    The loudest and hottest winded voices who succeed in pulling off the Jerry Springer formula in the field of political discourse may be the most visible, and I suspect many outsiders view these very visible pundits as representative of the American people when most with a dozen neurons to rub together in fact think orthogonally to their political infotainment hell hole. As one of my fellow Americans has already mentioned, we’re living in a digital world of echo chambers, and that can of worms brewing over in the other forum and Twitter channel rah-rah-rahing the demise of the ‘opponents’ and photoshopping crosshairs on the “betrayers” of their echo chamber? They are not listening to us, or to you. Trying to convince the sort of people who buy into the Fox News narrative is spun into fuel for their fires. It’s like trying to convince a fan to stop rooting for their team through “rational discourse” at best and like trying to convince a zombie to stop eating your arm through rigorous argument on the drawbacks of cannibalism at worst. Belief on this level is not rational but emotional; the heart is the master, the mind is the slave.
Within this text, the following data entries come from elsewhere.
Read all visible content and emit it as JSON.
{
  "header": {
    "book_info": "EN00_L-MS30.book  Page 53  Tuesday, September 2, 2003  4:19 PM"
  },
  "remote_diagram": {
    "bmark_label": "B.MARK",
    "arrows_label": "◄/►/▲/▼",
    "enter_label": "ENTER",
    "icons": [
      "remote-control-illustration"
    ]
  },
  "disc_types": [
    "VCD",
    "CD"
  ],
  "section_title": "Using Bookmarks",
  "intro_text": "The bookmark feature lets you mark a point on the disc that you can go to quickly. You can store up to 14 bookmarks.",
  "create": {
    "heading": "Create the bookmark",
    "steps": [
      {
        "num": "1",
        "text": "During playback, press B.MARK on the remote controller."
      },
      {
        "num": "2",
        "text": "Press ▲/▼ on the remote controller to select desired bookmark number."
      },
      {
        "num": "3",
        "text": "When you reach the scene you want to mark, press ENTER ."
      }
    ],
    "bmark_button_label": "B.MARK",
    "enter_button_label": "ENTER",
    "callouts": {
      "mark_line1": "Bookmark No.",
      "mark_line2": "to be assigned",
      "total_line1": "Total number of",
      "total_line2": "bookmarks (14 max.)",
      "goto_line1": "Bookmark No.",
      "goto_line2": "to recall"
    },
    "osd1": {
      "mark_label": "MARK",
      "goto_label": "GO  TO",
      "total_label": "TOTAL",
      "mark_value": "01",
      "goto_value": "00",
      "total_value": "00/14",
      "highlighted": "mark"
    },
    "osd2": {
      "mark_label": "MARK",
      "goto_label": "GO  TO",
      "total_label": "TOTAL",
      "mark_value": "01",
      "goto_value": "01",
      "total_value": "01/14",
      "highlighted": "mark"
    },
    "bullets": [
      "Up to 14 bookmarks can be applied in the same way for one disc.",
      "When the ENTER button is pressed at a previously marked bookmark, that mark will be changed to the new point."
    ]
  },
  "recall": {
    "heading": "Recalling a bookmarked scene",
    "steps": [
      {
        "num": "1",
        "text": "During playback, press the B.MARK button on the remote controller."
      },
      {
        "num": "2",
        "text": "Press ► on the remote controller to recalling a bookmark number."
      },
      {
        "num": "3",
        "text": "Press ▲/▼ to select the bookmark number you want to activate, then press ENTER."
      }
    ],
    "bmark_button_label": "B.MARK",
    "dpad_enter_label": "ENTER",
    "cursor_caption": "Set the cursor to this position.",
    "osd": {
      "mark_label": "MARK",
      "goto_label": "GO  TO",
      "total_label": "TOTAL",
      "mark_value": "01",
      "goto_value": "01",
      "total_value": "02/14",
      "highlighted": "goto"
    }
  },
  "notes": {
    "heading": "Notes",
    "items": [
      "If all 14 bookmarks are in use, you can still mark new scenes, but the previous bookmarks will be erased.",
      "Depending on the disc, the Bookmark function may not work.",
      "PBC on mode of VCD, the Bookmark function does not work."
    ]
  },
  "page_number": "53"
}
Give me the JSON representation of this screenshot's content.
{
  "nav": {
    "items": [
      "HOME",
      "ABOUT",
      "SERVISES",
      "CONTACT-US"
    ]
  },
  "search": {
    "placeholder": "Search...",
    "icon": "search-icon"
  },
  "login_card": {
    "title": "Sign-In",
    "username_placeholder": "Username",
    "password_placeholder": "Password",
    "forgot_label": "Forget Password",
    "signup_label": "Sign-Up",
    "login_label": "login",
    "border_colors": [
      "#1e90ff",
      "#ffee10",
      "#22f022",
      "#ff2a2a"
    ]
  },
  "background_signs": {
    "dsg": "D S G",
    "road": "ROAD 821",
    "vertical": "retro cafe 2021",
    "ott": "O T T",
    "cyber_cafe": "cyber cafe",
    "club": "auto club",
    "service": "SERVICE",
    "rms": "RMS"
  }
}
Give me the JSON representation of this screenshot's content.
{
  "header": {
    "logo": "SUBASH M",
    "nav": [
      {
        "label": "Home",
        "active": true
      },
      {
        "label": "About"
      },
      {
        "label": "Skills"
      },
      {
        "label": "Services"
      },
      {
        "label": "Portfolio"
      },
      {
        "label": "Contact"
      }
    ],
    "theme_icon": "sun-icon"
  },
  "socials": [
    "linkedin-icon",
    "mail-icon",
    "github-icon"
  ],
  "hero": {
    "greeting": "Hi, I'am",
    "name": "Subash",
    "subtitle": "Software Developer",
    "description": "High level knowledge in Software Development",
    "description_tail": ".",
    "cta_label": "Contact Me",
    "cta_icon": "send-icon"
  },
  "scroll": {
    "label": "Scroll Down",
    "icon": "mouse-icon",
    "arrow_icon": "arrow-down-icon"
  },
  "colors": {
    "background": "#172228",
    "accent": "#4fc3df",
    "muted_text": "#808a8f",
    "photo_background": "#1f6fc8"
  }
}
Change on that deep level does not happen through talk or chiding or pleading to reason or “demanding” change from politicians and pundits who are payed to talk to the other echo chamber. No, that kind of emotional identity change is very much like love: it must be experienced. Namely through human experiences with a group other than your own. For most people this is one of the hardest but most noble things to do, to truly change, which is why it is harder to come by nowadays in our world of convenience and self-reaffirming filters. If there is a key leverage point, perhaps its to promote multiculturalism, in the physical and digital world, although it is much easier to form human bonds in person. Perhaps the best thing a well-meaning empathetic liberal-leaner could do is not to argue with conservatives or to “demand change”, but to get off the computer, exit the digital world of echo chambers, and share a beer or a big game hunting trip with a republican.

    And of course promote education, specifically critical thinking, so that people might see through the fake wars perpetuated by the paid pundits.

  13. Wintermute says:

    correction: “raised on reality” should be “raised on reality TV”

  14. Phildickian says:

    Raven –
    I’m not exactly meaning it in the usual way. It’s just that maybe we can’t fully accept a one-world identity until it has something ‘its own size’ to rally against (another world, another species etc). Until then, Earth is just the battleground. Kind of an in-built competition drive perhaps?